Thursday, December 9, 2010

10 Tips on How to Store Nuts for Food Storage

Researching 10 Tips on how to store nuts for food storage isn't exactly the thing most mothers do the week their eldest son gets married, but researching seems to relax me. I am so excited for my son Joshua's wedding to his beautiful bride, Melissa! We have a great weekend ahead of us.

Here are some useful tips I've learned about nut storage:
  1. Nuts need to be stored carefully because of their high oil/fat content. They will go rancid if not stored properly.
  2. The definition of rancid is "having a rank smell or taste usually due to a chemical change or decomposition." A rancid nut can upset your stomach. They are yucky.
  3. Nuts store longest in the freezer (about 8 months to a year), but they can be stored in the refrigerator for about 4 months.
  4. Store nuts in an airtight, moisture proof container in a dark, cold (less then 70 degrees), dry, safe-from-rodent place. Glass jars or Ziploc bags with the air removed work well. If you have a Foodsaver with a Mason jar attachment, you can remove the air. (I want one of these!)
  5. Unsalted nuts stay fresher longer than salted nuts.
  6. Whole nuts last longer than chopped nuts.
  7. Nuts in the shell store longer than nuts out of the shell. However, if you are limited on freezer space, replenish shelled nuts often.
  8. Mark the container with the date you purchased the nuts.
  9. Nuts are high in fiber, fat (primarily unsaturated fat) and protein.
  10. Smell, then taste a nut before using.

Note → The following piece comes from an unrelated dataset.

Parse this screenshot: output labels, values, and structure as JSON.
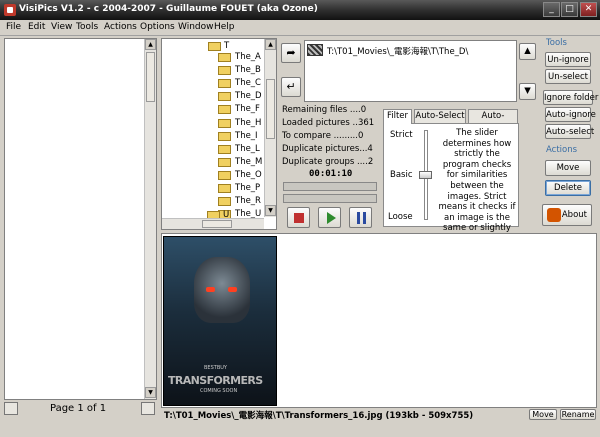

Here is an interesting 5 minute video on how pistachios are harvested and processed.
Also, go to Wendy Dewitt's blog EverythingUnderthesun.Read her post and look for Vacuum Sealing Foods as she discusses using the Foodsaver Mason jar attachment.


  1. hehe...maybe researching nuts is the subconscious of what wedding planning will do to you?

    Great tips!!

    The Survival Mama

  2. Hi! This is a great article! I canned walnuts, almonds, pecans & white & chocolate chips in #10 cans between 4-5 years ago. Each in their own can and I didn't use any oxy packs. I stored them in a bedroom closet. I recently opened them and they tasted great and were still fresh and crisp like the day I packed them!

  3. I couldn't afford a food saver machine, so I bought just the jar lid attachment and a manual vacuum pump. It wI'll create the same amount of vacuum as the foodsaver -about a minute for a quart size jar. Half gallons are more effort, smaller jars less. It works grear, does t depend on electricity, and seems to work very well for dry goods. I use this for any of the fruits or veggies I dehydrate, coffee, tea, pasta, and pLan to try this with some whole almonds and sunflower seeds.


Thanks for your comments and suggestions!